The concept of Saranagati (surrender) is the essence of Visishtadvaita. Known as Prapatti or Nyaasa, it is a concept that has been extensively explained by such Acharyas as Swami Desika. In Visishtadvaita, the role of the Acharyas in Saranagati is always stressed.
And the first Acharyas are the Divya Dampati: Lord Narayana and Goddess Mahalakshmi. The Sanskrit verse beginning with the line ‘Lakshmi Naatha Samaarambaam’ says: “I offer my respects to the line of preceptors, the foremost of whom is the Divine Couple.” Narayana may be described as One who is always with Lakshmi. Next to Narayana in the Acharya line is Lakshmi. Her only concern is our well-being.
She is the embodiment of compassion, and does not know how to punish erring humans. Whatever their faults, She does not think of punishing them. Thus, if it is the Dharma of the Divine Couple to protect the world, the One who ensures that the Lord does not waver from this Dharma is Mahalakshmi, said Thandri Srinivasa Thathachariar in a discourse.
In Saranagati Deepika, Swami Desika puts explains that the Lord’s effulgence is due to Mahalakshmi being always with Him. His Sri Stuti elaborates on how Narayana and Mahalakshmi are not to be sought separately, but as a couple.

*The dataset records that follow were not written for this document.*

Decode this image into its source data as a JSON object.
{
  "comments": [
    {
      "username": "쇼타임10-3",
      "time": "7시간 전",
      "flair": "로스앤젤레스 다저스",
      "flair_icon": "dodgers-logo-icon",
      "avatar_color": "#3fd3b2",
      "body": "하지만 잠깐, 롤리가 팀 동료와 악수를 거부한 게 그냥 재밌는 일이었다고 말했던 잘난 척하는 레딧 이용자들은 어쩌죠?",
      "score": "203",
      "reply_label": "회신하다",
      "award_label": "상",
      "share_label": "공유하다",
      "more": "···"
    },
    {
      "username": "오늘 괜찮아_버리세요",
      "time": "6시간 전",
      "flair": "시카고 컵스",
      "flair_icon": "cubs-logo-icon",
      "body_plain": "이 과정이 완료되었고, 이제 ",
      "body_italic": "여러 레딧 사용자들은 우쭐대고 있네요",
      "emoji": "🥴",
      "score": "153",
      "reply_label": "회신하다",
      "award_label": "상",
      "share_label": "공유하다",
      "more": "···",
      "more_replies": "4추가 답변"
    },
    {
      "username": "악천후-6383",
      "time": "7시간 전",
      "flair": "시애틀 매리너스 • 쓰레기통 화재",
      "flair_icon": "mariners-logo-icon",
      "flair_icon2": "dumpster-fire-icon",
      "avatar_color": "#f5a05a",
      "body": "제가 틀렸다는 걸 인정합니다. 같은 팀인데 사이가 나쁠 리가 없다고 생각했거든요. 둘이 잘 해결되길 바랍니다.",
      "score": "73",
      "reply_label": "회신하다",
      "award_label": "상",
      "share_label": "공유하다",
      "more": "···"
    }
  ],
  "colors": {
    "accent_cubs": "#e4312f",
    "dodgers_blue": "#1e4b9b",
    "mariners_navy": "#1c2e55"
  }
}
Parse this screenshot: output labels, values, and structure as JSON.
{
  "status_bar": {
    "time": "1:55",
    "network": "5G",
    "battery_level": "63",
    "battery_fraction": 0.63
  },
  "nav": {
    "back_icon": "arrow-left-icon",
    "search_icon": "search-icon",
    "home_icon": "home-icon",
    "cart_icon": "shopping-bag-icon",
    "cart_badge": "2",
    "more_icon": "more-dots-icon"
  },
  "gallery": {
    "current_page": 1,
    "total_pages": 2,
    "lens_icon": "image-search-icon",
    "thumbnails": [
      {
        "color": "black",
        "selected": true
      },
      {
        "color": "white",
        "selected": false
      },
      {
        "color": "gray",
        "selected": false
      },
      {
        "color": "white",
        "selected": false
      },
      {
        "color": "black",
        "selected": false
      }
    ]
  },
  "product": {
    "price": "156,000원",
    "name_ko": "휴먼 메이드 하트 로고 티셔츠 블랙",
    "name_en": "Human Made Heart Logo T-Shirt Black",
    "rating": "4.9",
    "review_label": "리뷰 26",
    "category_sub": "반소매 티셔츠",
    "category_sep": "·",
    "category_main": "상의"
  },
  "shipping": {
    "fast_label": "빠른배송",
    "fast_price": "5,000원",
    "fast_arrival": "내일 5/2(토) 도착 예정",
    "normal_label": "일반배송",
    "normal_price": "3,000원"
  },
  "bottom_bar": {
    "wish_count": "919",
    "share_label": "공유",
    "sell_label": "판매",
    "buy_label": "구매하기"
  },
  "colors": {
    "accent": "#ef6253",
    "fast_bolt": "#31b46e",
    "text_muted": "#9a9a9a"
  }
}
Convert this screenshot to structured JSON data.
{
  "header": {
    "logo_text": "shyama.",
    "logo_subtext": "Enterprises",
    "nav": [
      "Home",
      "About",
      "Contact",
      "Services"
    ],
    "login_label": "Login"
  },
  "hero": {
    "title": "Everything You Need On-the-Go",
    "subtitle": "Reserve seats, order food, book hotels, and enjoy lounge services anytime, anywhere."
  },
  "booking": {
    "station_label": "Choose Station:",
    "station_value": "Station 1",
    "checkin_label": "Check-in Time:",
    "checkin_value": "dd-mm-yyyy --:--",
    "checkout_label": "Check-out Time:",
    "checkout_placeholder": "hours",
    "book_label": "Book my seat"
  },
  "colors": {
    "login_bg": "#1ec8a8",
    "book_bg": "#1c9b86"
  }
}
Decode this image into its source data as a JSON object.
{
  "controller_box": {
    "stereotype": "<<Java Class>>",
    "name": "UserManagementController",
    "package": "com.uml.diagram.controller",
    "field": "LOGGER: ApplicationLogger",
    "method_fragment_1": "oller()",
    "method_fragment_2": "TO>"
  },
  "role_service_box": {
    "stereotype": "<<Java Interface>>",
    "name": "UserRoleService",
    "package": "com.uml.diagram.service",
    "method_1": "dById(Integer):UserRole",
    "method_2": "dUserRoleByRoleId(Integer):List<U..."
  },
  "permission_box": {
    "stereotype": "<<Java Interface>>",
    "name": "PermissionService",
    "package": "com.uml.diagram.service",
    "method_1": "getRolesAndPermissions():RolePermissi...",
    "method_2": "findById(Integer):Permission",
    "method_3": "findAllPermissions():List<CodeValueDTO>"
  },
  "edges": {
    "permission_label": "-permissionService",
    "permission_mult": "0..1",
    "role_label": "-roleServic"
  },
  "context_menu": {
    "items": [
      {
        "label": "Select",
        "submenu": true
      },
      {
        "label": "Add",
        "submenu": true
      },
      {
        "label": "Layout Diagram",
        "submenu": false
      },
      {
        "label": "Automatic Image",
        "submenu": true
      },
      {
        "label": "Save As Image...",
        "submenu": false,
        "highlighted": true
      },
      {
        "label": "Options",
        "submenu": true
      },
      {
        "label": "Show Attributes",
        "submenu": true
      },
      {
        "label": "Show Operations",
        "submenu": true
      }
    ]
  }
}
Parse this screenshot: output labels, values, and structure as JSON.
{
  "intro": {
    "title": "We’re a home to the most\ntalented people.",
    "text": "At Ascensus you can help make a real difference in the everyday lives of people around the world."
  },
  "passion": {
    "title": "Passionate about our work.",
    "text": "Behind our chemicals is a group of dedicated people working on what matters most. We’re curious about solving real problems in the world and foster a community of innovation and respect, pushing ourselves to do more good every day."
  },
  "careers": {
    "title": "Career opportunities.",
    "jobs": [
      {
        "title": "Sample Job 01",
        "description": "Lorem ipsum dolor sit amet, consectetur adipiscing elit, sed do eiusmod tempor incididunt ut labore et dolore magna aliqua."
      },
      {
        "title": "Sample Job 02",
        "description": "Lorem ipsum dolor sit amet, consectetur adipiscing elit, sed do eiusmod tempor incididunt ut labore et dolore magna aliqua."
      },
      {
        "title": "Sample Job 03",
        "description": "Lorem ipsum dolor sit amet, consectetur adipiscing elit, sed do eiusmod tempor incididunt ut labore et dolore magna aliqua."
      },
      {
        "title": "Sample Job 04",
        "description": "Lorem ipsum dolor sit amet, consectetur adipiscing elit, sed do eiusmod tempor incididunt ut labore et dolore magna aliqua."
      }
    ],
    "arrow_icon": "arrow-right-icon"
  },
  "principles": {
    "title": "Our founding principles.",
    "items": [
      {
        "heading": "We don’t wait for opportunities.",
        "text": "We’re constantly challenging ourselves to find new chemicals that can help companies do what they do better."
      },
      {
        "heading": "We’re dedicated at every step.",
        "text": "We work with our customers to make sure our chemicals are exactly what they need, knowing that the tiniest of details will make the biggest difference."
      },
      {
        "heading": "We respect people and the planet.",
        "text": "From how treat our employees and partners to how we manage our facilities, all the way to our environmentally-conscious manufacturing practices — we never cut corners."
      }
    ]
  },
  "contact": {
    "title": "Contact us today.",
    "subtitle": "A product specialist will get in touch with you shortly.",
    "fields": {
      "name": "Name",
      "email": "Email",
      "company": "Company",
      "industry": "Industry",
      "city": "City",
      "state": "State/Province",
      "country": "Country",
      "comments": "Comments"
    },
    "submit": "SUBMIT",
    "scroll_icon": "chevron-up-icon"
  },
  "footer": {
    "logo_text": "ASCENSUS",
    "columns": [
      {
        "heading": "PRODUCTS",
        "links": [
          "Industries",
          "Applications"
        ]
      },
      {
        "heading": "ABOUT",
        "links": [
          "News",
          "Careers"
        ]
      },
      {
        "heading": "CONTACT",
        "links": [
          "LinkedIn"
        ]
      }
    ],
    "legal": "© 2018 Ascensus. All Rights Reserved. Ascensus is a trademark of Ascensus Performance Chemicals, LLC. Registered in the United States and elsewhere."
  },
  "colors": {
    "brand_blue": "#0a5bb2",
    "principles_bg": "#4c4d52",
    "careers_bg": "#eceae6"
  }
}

The Divya-Dampati is the Tattva; Saranya-Dampati is the Hita; and Seshi-Dampati is the Purushartha. In the Nyaasa Tilakam, Swami Desika speaks of the Divine Couple as Dampati Jagatampati: the Divine Couple who rule over all the worlds.
An example from ritual worship will help to enlighten the concept of the Divine Couple further. When a yaga is performed, ‘havis’ (oblation) is offered to Aagnavishnu.
The word Aagnavishnu can actually be split up as Agni and Vishnu, but when the oblation is offered, it is never offered separately to Agni and Vishnu, but to Aagnavishnu.
In the same way, Saranagati must be offered only to the Divine Couple, not to each independent of the other. It is Mahalakshmi who makes the Lord approachable.
Thus Narayana and His Consort are to be worshipped together for moksha.